Next we went to a zoo, which was full of beautiful exotic animals intermixed with some domestic chickens, ducks, and even sheep. It was an interesting mix, to be sure. There were some incredible animals there that I had never seen, and some I still don't even know the names of. We hung out with the tapirs for a while, which oddly were each paired with a few domestic ducks for pen company. I met someone else from Australearn, and we had a good conversation while we wandered around the zoo. There were some really cool parrot enclosures, well I should say bird enclosures, because they were essentially two stories tall and had both parrots and ground-dwelling birds in them. Some of the parrots were talking a little bit, and some were just making a general racket. I watched a couple swinging in unison across the chain link, alternately gripping with their feet and their beaks. I could have watched the birds for a long time.
We visited the turtles and a pond full of goldfish, and took pictures of some really beautiful picturesque spots just scattered around the zoo that I'm pretty convinced should be on some jigsaw puzzle somewhere
Liz and I had gone all the way around the vaguely ring-shaped park and realized we'd missed the frogs, and went all the way back around. Oscar followed us; I guess we were the last ones. Turns out there was only one frog and you pretty much couldn't see him anyway. I felt really bad that we'd held up the whole excursion for that. Pretty soon we were all back on the bus and Manuel had brought a tiny iguana to show us. It was really little and really cute and incredibly green. Oscar brought it up and down the isle of the bus, we took pictures, and then we were on our way.
Ideas of the cloud forest were thwarted once again by ideas of lunch, and we stopped at a pretty little place along the road to eat
When we were finally on the road again, Oscar explained that of our two options for rainforest experience, one of them was a long hike back into some pools that were kind of nice to maybe swim in and one was a short walk into a waterfall that he knew we would find more interesting and would give us more time for the craft market. I think he thought the craft market was what we were all there for, but we were all there for the hike. We ended up going on the short walk of course, because that was all we had time for at this point. I asked Oscar specifically if we would see orchids; his words were "of course, you're in the rainforest there are always orchids." So we get out of the car and out on to this hike, the employees caution us about the suspension bridges and hand us all walking sticks
It was probably ten minute's walk to the waterfall. It was beautiful, the walk and the waterfall both, but I've seen so many waterfalls that I was just not overwhelmed by it at all. There was this incredible blue butterfly there that was probably six inches or more across when it had its wings open. When it closed them it disappeared into the dirt because the underside of its wings was dark brown like the earth. It was really beautiful. The waterfall was nice, and someone took my picture in front of it, then I chased the butterfly around trying to get a picture and couldn't. The walk out was shorter than the walk in and just like that we were handing back our walking sticks and getting on the bus.
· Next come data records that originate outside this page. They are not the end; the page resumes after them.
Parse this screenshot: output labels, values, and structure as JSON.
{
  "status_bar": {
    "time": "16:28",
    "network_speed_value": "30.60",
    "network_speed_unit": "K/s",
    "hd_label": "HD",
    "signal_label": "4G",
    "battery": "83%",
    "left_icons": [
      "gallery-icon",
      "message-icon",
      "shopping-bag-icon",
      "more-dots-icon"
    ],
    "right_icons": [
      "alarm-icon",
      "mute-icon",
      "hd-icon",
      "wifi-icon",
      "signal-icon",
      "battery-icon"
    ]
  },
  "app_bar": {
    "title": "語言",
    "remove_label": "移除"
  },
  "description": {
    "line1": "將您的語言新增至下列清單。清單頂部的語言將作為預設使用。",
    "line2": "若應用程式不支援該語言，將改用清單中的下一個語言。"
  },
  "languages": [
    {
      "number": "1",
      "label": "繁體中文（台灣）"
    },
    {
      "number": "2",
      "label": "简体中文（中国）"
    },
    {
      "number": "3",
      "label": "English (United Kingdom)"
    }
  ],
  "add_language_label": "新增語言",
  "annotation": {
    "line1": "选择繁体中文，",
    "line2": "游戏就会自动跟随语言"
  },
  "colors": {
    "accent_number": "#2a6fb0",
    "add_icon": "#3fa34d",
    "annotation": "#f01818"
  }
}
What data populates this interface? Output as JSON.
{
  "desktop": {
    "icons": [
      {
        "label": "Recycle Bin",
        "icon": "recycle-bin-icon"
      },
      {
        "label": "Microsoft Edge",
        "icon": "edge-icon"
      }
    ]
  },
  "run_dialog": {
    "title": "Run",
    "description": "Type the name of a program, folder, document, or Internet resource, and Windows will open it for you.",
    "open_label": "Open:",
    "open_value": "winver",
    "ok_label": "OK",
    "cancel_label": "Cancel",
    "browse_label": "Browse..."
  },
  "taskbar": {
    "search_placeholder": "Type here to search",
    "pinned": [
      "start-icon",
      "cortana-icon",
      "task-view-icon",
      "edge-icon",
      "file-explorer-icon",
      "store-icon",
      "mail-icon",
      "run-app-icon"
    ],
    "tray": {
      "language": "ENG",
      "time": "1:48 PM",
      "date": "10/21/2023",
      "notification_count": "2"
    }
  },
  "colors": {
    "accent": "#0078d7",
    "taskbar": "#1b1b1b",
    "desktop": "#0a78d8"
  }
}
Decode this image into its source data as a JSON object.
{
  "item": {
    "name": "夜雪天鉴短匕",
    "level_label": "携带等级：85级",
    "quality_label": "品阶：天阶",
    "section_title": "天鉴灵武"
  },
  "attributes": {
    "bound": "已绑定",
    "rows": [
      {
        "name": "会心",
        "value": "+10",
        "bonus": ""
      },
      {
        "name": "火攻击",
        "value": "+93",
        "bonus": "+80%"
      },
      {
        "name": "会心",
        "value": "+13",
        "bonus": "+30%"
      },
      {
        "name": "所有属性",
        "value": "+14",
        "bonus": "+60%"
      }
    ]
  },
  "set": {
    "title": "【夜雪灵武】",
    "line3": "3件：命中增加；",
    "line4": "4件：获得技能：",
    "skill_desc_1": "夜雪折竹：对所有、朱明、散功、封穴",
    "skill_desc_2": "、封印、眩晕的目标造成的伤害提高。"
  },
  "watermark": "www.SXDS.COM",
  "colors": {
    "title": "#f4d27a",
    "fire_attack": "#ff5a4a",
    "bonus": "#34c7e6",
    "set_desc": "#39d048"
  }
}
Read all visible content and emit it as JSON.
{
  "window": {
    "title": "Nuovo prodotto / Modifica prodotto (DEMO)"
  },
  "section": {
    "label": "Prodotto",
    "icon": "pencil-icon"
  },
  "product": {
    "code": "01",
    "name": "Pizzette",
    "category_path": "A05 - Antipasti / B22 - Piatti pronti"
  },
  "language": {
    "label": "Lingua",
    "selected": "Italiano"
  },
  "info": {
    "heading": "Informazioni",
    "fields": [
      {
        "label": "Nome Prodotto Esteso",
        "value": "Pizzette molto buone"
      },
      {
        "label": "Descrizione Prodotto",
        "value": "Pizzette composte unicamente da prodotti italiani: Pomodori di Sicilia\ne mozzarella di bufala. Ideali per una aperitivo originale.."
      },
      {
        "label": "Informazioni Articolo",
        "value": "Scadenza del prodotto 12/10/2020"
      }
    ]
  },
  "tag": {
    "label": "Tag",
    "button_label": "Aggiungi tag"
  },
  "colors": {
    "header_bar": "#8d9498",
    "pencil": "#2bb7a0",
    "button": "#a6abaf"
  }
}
I hadn't seen a single orchid. And believe me, I'd been really looking.
We were all sleeping on the way back, or trying to; I had a really hard time sleeping in that bus despite how tired I was and was really relieved to get back to the ship. Our arrival deadline was four o'clock; it was now almost five thirty and the ship was leaving at six. So we all rushed to get on the boat and then dispersed to dinner. I for one had dinner, shot the sunset, and went right to bed.